Wednesday, February 22, 2017

Looking Ahead To Summer

Very nice day today with high of 80 F with fairly respectable dewpoint in low 40s. So, I'm thinking ahead to summer.

Photo above is of a wet microburst yesterday that occurred in Medellin, Colombia.

Other photos of heavy runoff and wind damage from the microburst. Map at bottom shows location of Medellin.

Monday, February 20, 2017

More Light Showers/High Winds On Kitt Peak

Occasional light showers occurred over eastern Pima County Sunday (yesterday) and on into the night. Amounts from the northern 2/3 of the ALERT network are shown above for 24-hours ending at 06:00 am MST this Monday morning. Amounts were again generally around a tenth of an inch. Here at house we managed to get 0.19" as showers formed over the Tucson Mountains and moved our way a number of times (total here for the two days ended up at 0.24").

During coming week, short waves will tend to stay to our north and a brief warm up will be followed by cooler temps and some periods of west winds. Next possible precipitation at least a week away, according to GEFS forecasts.

I noticed that wind gusts were very strong out west at Kitt Peak on Saturday and Sunday, with 12-h maximum gusts ranging from 56 to 93 mph - as shown on the two time-series plots below. These are from the weather station on/at the Mayall 4-meter telescope, which is number 12 in photo above.

I don't know where this weather station is actually sited, which is of course information needed to assess exactly what these measurements might mean. I would guess that obstacle flow due to the telescope structure is amplifying the wind speeds. Any information from those in the know would be much appreciated.

Sunday, February 19, 2017

Some Web Cam Images

Here are some web cam images from this morning. Top two from local sources and bottom two from Jack Hales site.

Dreary morning here - above.
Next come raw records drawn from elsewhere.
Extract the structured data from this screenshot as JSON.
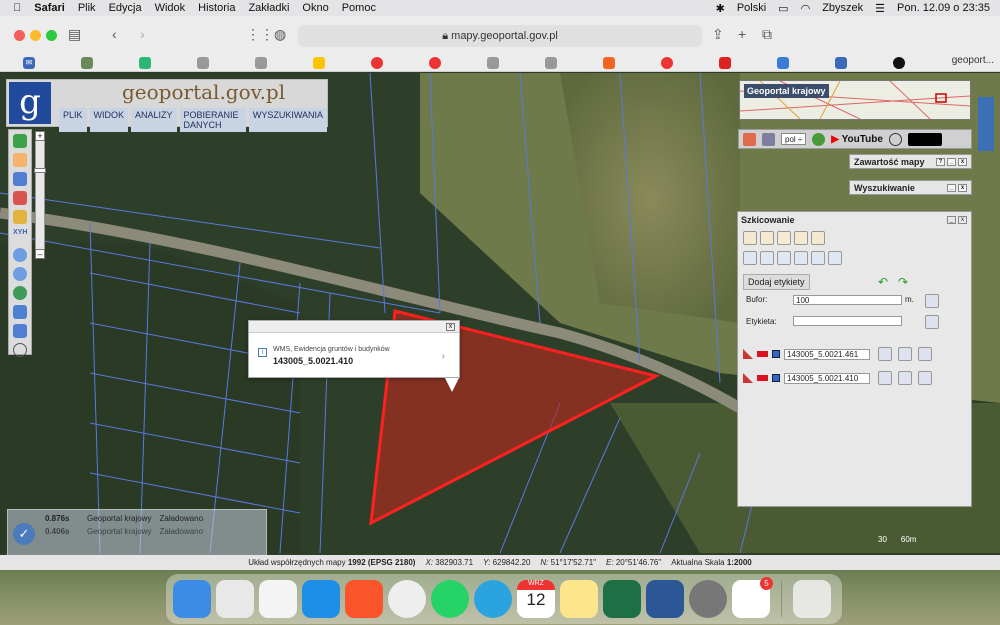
{
  "menubar": {
    "app": "Safari",
    "items": [
      "Plik",
      "Edycja",
      "Widok",
      "Historia",
      "Zakładki",
      "Okno",
      "Pomoc"
    ],
    "keyboard": "Polski",
    "user": "Zbyszek",
    "clock": "Pon. 12.09 o  23:35"
  },
  "browser": {
    "url": "mapy.geoportal.gov.pl",
    "last_tab": "geoport..."
  },
  "geoportal": {
    "logo_text": "geoportal.gov.pl",
    "logo_letter": "g",
    "menu": [
      "PLIK",
      "WIDOK",
      "ANALIZY",
      "POBIERANIE DANYCH",
      "WYSZUKIWANIA"
    ],
    "overview_label": "Geoportal krajowy",
    "lang": "pol ÷",
    "youtube": "YouTube",
    "panels": {
      "content": "Zawartość mapy",
      "search": "Wyszukiwanie"
    },
    "xyh_label": "XYH"
  },
  "popup": {
    "source": "WMS, Ewidencja gruntów i budynków",
    "parcel": "143005_5.0021.410",
    "info_icon": "i",
    "chevron": "›",
    "close": "x"
  },
  "sketch": {
    "title": "Szkicowanie",
    "add_labels": "Dodaj etykiety",
    "buffer_label": "Bufor:",
    "buffer_value": "100",
    "buffer_unit": "m.",
    "label_label": "Etykieta:",
    "features": [
      {
        "name": "143005_5.0021.461"
      },
      {
        "name": "143005_5.0021.410"
      }
    ]
  },
  "load_status": {
    "rows": [
      {
        "time": "0.876s",
        "service": "Geoportal krajowy",
        "state": "Załadowano"
      },
      {
        "time": "0.406s",
        "service": "Geoportal krajowy",
        "state": "Załadowano"
      }
    ]
  },
  "coords": {
    "system_label": "Układ współrzędnych mapy",
    "system": "1992 (EPSG 2180)",
    "x_label": "X:",
    "x": "382903.71",
    "y_label": "Y:",
    "y": "629842.20",
    "n_label": "N:",
    "n": "51°17'52.71\"",
    "e_label": "E:",
    "e": "20°51'46.76\"",
    "scale_label": "Aktualna Skala",
    "scale": "1:2000",
    "scalebar_left": "30",
    "scalebar_right": "60m"
  },
  "dock": {
    "calendar_month": "WRZ",
    "calendar_day": "12",
    "reminders_badge": "5"
  }
}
Kitt Peak North view all iced up - below.

Lonely snowplow at work in Wyoming - above. Owens Valley, California, with the mountains covered in heavy snows - below.